EXERCISE DATA
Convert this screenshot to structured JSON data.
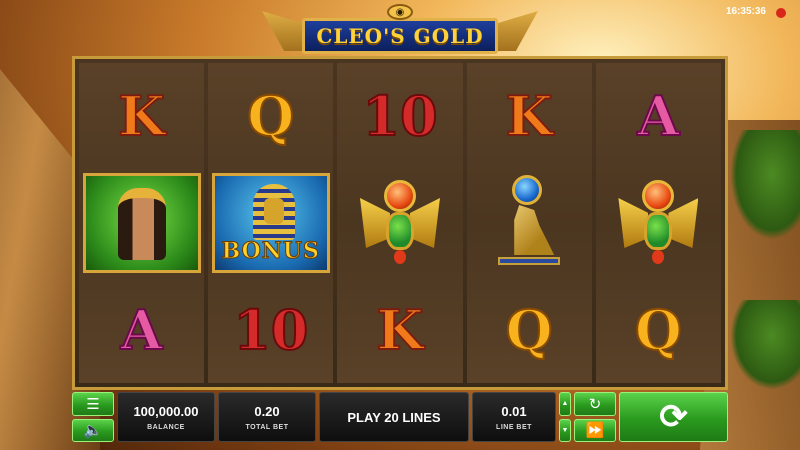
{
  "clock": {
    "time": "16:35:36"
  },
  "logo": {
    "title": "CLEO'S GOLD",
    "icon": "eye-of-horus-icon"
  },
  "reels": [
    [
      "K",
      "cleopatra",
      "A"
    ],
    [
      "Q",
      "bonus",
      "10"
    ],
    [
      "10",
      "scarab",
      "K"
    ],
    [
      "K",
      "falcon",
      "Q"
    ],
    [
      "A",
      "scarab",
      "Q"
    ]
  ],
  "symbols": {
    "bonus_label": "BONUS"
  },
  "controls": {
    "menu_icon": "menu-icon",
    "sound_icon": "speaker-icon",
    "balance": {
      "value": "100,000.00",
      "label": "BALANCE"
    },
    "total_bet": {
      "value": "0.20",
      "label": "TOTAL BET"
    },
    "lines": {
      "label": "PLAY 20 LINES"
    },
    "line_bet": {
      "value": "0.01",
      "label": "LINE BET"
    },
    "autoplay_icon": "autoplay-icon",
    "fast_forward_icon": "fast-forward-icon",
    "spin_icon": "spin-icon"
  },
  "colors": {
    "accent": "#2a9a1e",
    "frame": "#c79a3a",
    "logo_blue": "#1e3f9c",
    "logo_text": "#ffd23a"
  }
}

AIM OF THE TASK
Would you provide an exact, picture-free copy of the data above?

SOLUTION FOR THIS TASK
Convert this screenshot to structured JSON data.
{
  "clock": {
    "time": "16:35:36"
  },
  "logo": {
    "title": "CLEO'S GOLD",
    "icon": "eye-of-horus-icon"
  },
  "reels": [
    [
      "K",
      "cleopatra",
      "A"
    ],
    [
      "Q",
      "bonus",
      "10"
    ],
    [
      "10",
      "scarab",
      "K"
    ],
    [
      "K",
      "falcon",
      "Q"
    ],
    [
      "A",
      "scarab",
      "Q"
    ]
  ],
  "symbols": {
    "bonus_label": "BONUS"
  },
  "controls": {
    "menu_icon": "menu-icon",
    "sound_icon": "speaker-icon",
    "balance": {
      "value": "100,000.00",
      "label": "BALANCE"
    },
    "total_bet": {
      "value": "0.20",
      "label": "TOTAL BET"
    },
    "lines": {
      "label": "PLAY 20 LINES"
    },
    "line_bet": {
      "value": "0.01",
      "label": "LINE BET"
    },
    "autoplay_icon": "autoplay-icon",
    "fast_forward_icon": "fast-forward-icon",
    "spin_icon": "spin-icon"
  },
  "colors": {
    "accent": "#2a9a1e",
    "frame": "#c79a3a",
    "logo_blue": "#1e3f9c",
    "logo_text": "#ffd23a"
  }
}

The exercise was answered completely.